(Interface dataset entries)
- Opening Delimiter -

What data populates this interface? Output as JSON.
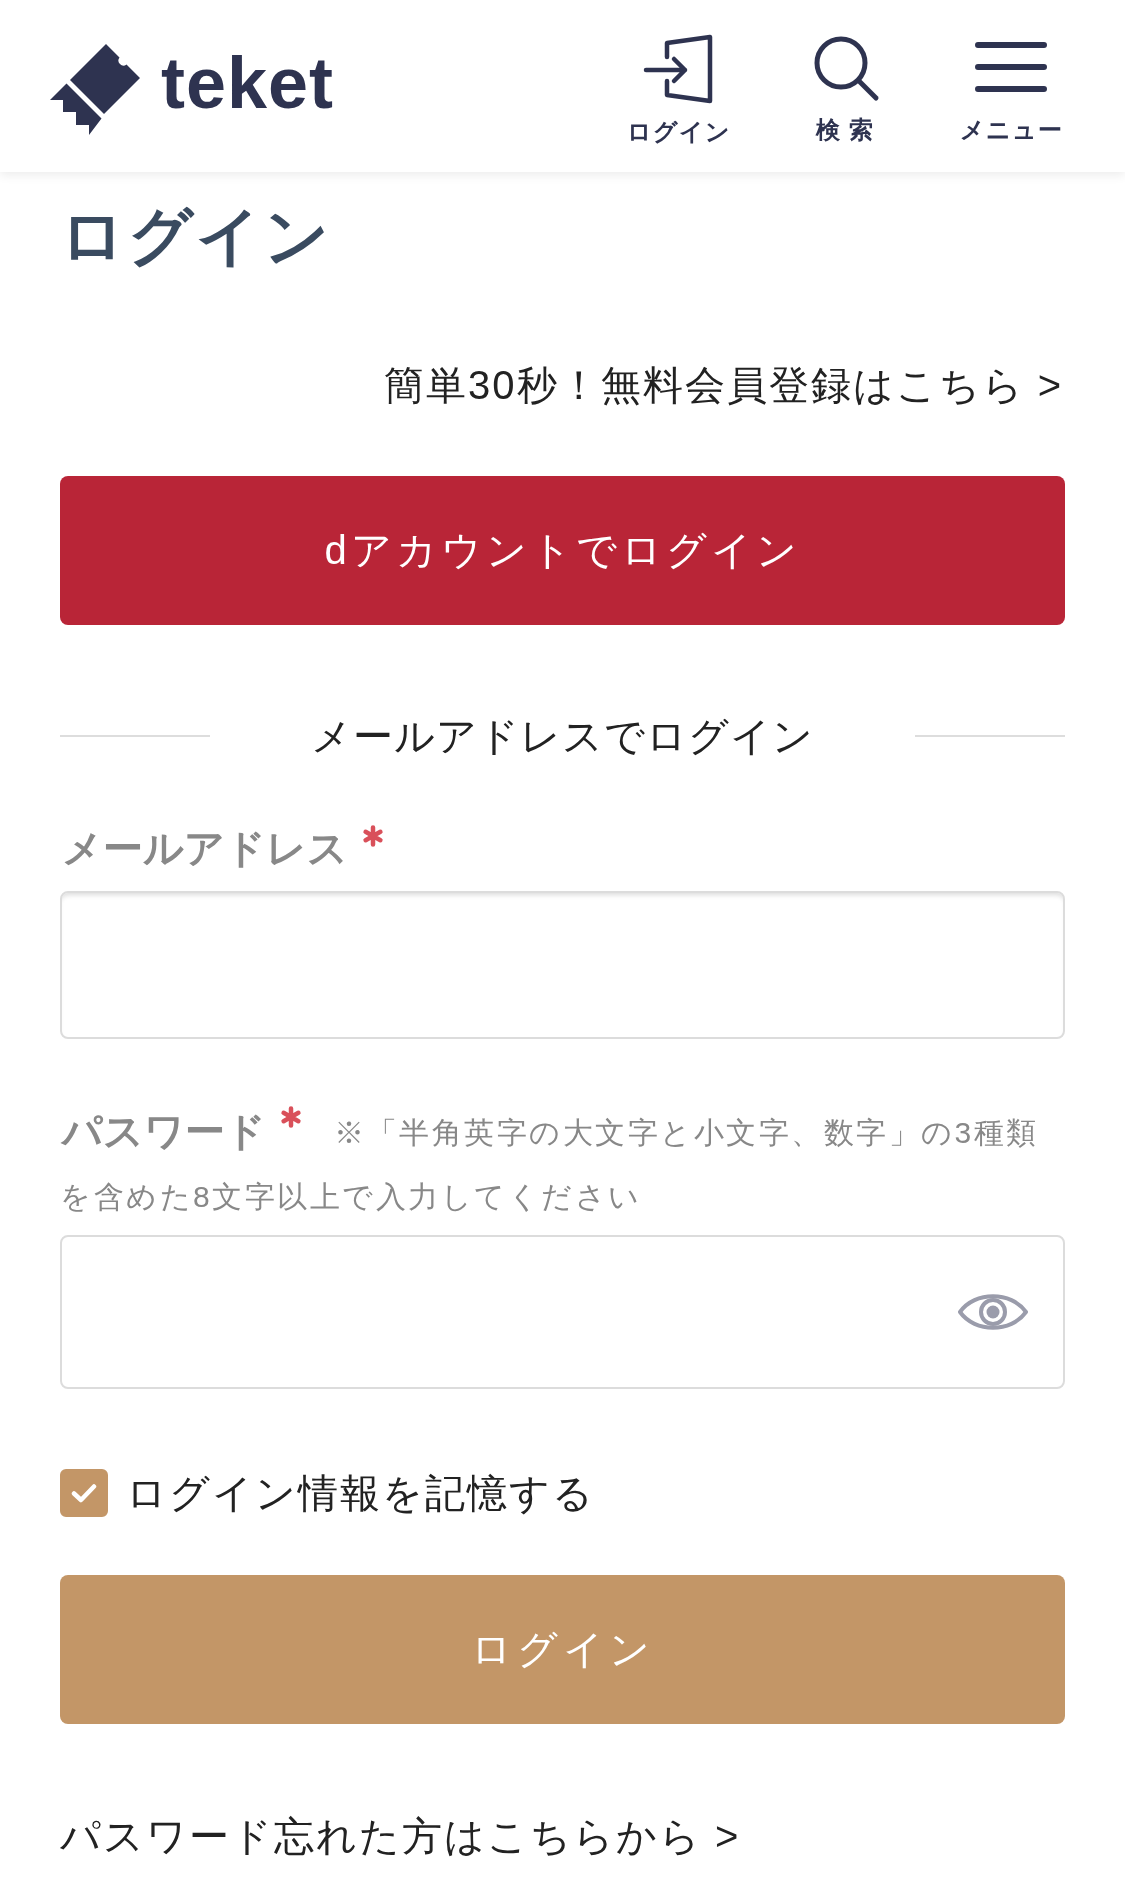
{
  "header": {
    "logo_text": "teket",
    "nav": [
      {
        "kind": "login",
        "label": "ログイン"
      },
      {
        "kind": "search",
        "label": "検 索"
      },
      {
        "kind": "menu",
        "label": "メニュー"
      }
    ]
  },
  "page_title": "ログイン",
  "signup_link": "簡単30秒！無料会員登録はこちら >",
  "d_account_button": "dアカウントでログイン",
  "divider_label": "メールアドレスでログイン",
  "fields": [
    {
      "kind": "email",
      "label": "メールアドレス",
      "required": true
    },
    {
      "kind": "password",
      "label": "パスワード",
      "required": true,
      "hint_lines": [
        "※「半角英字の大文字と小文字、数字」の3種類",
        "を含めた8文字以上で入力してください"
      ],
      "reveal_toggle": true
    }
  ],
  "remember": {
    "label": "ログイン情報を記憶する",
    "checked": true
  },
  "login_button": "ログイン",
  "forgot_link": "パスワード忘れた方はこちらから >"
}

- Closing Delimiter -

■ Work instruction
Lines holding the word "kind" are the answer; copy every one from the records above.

■ Exercise response
        "kind": "login",
        "kind": "search",
        "kind": "menu",
      "kind": "email",
      "kind": "password",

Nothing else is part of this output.